“That’s why - listen to me. If you take it upon yourself to perform the mitzvot and the study of the Torah with the same enthusiasm and the same zeal that you show when your team scores a goal, then you have the right to watch the game.”
“That’s impossible” he replied.
“In that case, forget about watching the game and go back to studying the Gemara, for all this comes from none else but Satan and his tricks. He wants nothing other than to breathe vanity and folly into the hearts of men, so that he can then accuse a person of having forfeited eternal life for the sake of tomfoolery. The proof that this type of enjoyment comes from the evil inclination is that it is inevitable, in the long run, that you will forget the entire game as well as the team’s victory.”
Now the tactics of Satan work so well, even among Bnei Torah, that there are some who would like to watch the game, even to the detriment of their own studies. These tactics give him the ability to act as accuser, so that he can affirm that the scholars in question would prefer this world to the world to come. I’ve managed to hold this reasoning up to several people, and to convince them that if they recommence their Torah study, then the following will apply to them: “The more study, the more wisdom” (Perkei Avoth 2:8). Regardless of when, where, or at what age we begin to study, the essential thing is to develop an appreciation for the fear of Heaven and a flavor for studying, as we mentioned at the beginning of this article. The evil inclination leads man into numerous traps, in order to make him vacillate to the point that he will have great difficulty to resist.
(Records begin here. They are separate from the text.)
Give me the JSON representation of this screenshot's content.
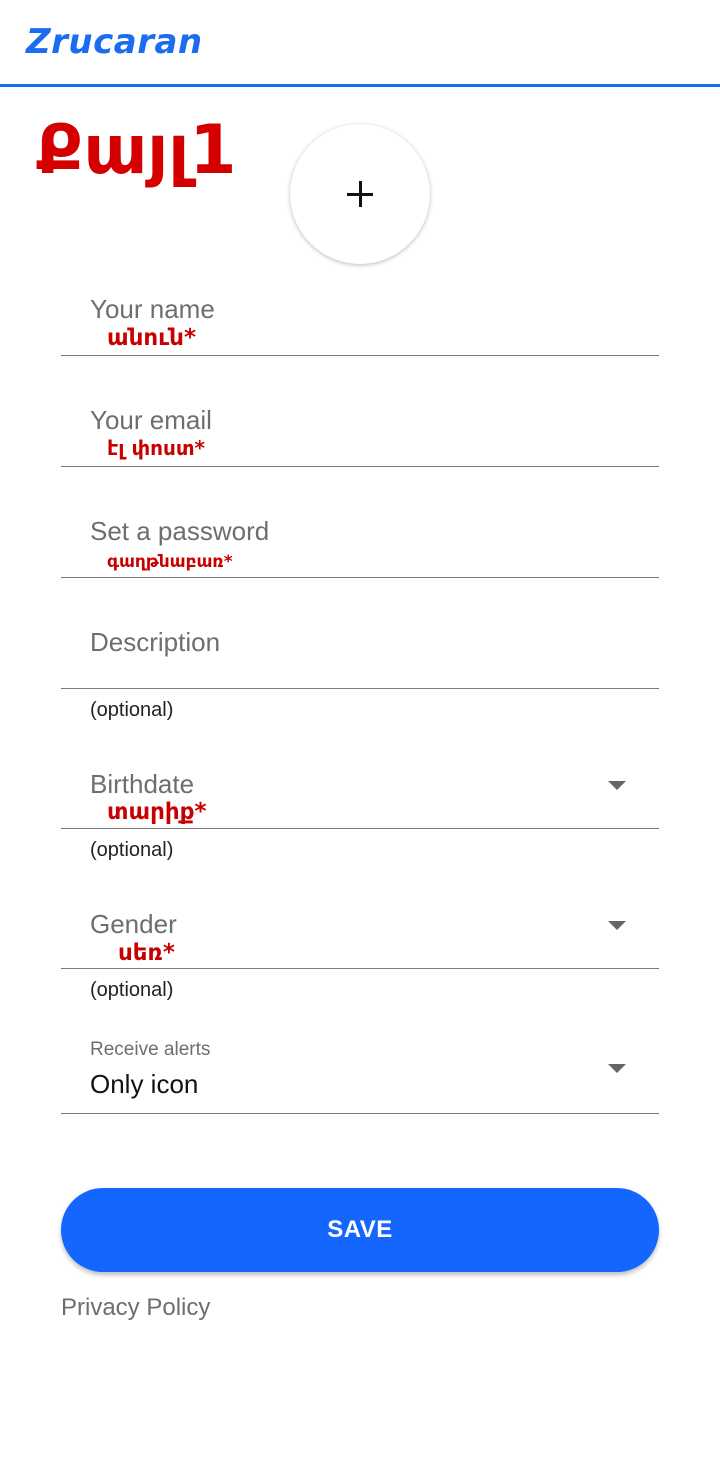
{
  "header": {
    "logo_text": "Zrucaran",
    "accent_color": "#1a6cf0"
  },
  "step": {
    "title": "Քայլ1"
  },
  "avatar": {
    "add_icon": "plus-icon"
  },
  "form": {
    "name": {
      "label": "Your name",
      "hint": "անուն*"
    },
    "email": {
      "label": "Your email",
      "hint": "էլ փոստ*"
    },
    "password": {
      "label": "Set a password",
      "hint": "գաղթնաբառ*"
    },
    "description": {
      "label": "Description",
      "helper": "(optional)"
    },
    "birthdate": {
      "label": "Birthdate",
      "hint": "տարիք*",
      "helper": "(optional)"
    },
    "gender": {
      "label": "Gender",
      "hint": "սեռ*",
      "helper": "(optional)"
    },
    "alerts": {
      "label": "Receive alerts",
      "value": "Only icon"
    }
  },
  "actions": {
    "save_label": "SAVE",
    "privacy_label": "Privacy Policy",
    "button_color": "#1565ff"
  },
  "hint_color": "#c80000"
}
Man would not have the slightest chance of winning without preparing himself beforehand. In terms of approaching one’s instincts, the best way of chasing away the evil inclination is to fix oneself set times for study. Thus we will rise every morning in the study of Torah, mitzvot, and good deeds, for the more a man trains himself in this, the easier it becomes to tame and conquer his desires. Thus it is said, “If you meet this miserable one, draw him in the house of study. If he is made of rock, he will dissolve; if of metal, he will shatter” (Sukkah 52b; Kiddushin 30b). Only the force of the Torah permits us to strike him with a serious blow.
It is also written, “it is not an empty thing for you, for it is your life” (Deuteronomy 32:47), which signifies that man can only gain strength and vitality in this world and in the world to come but by filling his life with Torah and the fear of Heaven. As I have already explained with respect to the verse that states “it is not an empty thing for you” the word “thing” (davar in Hebrew) is an allusion to the evil inclination, which is called ba’al davar, meaning to say that (far from being “empty” or void of strength) it has great force; it is made of fire (Zohar I, 80). It is equally a master of deception (Zohar I, 136a). We can weaken and void it only when we study the Torah and walk in its ways. It is precisely this of which the verse speaks when it says “Jacob arrived intact” (Genesis 33:18), the numeric value of which is the same as the expression “It is not an empty thing.” He arrived whole in his Torah (Rashi, ibid.).
May G-d help us to always cleave to Him. Amen.